Driving here can be downright scary. If you don’t have experience driving in fast conditions with quick reflexes, perhaps you should consider the bus. Road conditions can change quickly; there are often pedestrians on the sides of the roads and crossing very busy thoroughfares.
But, if you really want to try it, you’re in for a fun experience. Some words of advice: Keep your eyes peeled for potholes and random speed bumps, known as policía acostada (sleeping policemen), in the middle of the highway. Always drive defensively. Trucks, motoconchos, and other cars do not follow very many rules—you have to be ready for anything. Just because there is a red light does not mean they will stop. Try to run with the pack; otherwise, you might cause a pileup.
These jalopies are found in the bigger cities. They are usually minivans, trucks, or regular cars, and they pick passengers up along main drags. Similar to guaguas, públicos can be hailed from anywhere. They will usually slow down enough for you to gesture. If you don’t, they’ll zoom past you quickly. They don’t have signs (although technically they’re supposed to), and the fare is usually US$0.30. Often, drivers cram them to the breaking point with as many passengers as the car can physically hold with the doors shut (sometimes even that is tested!). Hold your purse here—pick-pocketing can occur when it gets full. But if no one else is in the car, you might end up paying taxi rates unless you specify that you want servicio público.
Motoconchos and Motorcycles
Motoconchos are a cheap and easy-to-find transportation option. These mopeds can usually be found around main town squares or tourist-frequented areas. Flag them down and secure a price before hopping on. Never expect a helmet to be offered up—they won’t have them. Beware: The drivers can be downright maniacal. While very dangerous for trips on the highway, they are undeniably cheap and easy to find in small towns. They are more suitable for short distances, and you can always request that the driver go slowly. They are used to this request from the tourists. Samaná’s multiperson version of the motoconcho is considered safer than the more common one-passenger type because it is more like a carriage that is pulled by a motorcycle and is therefore slower-going and more visible to other motorists.
As if driving isn’t scary enough in the Dominican Republic, motorcycles are becoming more popular. But on the plus side, on a bigger motorcycle (as opposed to a motoconcho), you will be louder and bigger than the motoconchos and, therefore, more easily seen by the car drivers. Hopefully, that will make your experience safer.
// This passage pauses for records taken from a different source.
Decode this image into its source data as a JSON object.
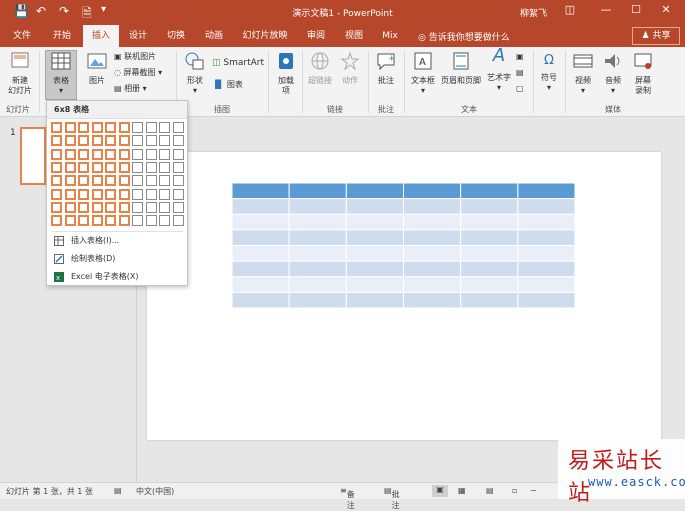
{
  "titlebar": {
    "title": "演示文稿1 - PowerPoint",
    "user": "柳絮飞"
  },
  "tabs": [
    "文件",
    "开始",
    "插入",
    "设计",
    "切换",
    "动画",
    "幻灯片放映",
    "审阅",
    "视图",
    "Mix"
  ],
  "active_tab": "插入",
  "tell_me": "告诉我你想要做什么",
  "share": "共享",
  "ribbon": {
    "new_slide": "新建\n幻灯片",
    "table": "表格",
    "picture": "图片",
    "online_pictures": "联机图片",
    "screenshot": "屏幕截图",
    "album": "相册",
    "shapes": "形状",
    "smartart": "SmartArt",
    "chart": "图表",
    "addins": "加载\n项",
    "hyperlink": "超链接",
    "action": "动作",
    "comment": "批注",
    "textbox": "文本框",
    "header_footer": "页眉和页脚",
    "wordart": "艺术字",
    "symbol": "符号",
    "video": "视频",
    "audio": "音频",
    "screen_record": "屏幕\n录制",
    "groups": {
      "slides": "幻灯片",
      "illustrations": "插图",
      "links": "链接",
      "comments": "批注",
      "text": "文本",
      "media": "媒体"
    }
  },
  "dropdown": {
    "header": "6x8 表格",
    "grid_cols": 10,
    "grid_rows": 8,
    "selected_cols": 6,
    "selected_rows": 8,
    "items": [
      {
        "label": "插入表格(I)...",
        "icon": "table-grid-icon"
      },
      {
        "label": "绘制表格(D)",
        "icon": "pencil-icon"
      },
      {
        "label": "Excel 电子表格(X)",
        "icon": "excel-icon"
      }
    ]
  },
  "slide_panel": {
    "number": "1"
  },
  "preview_table": {
    "cols": 6,
    "rows": 8,
    "header_color": "#5b9bd5",
    "band_dark": "#cfdcee",
    "band_light": "#e9eff8"
  },
  "status": {
    "slide": "幻灯片 第 1 张，共 1 张",
    "language": "中文(中国)",
    "notes": "备注",
    "comments": "批注"
  },
  "watermark": {
    "line1": "易采站长站",
    "line2": "www.easck.com"
  },
  "colors": {
    "accent": "#b7472a",
    "selection": "#e8824b"
  }
}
Many of the same rental agencies that rent cars also rent motorcycles. However, there are more and more specialty excursion outfitters, such as MotoCaribe Adventure Tours (U.S. tel. 877/668-6386, www.motocaribe.com). They offer guided one-, four-, and seven-day trips through the country on Suzuki V-Strom 650s. Nevertheless, motorcycle riding in the Dominican Republic should be left to highly experienced riders. Beginners should never dare to start on these roads.
© Ana Chavier Caamaño from Moon Dominican Republic, 4th edition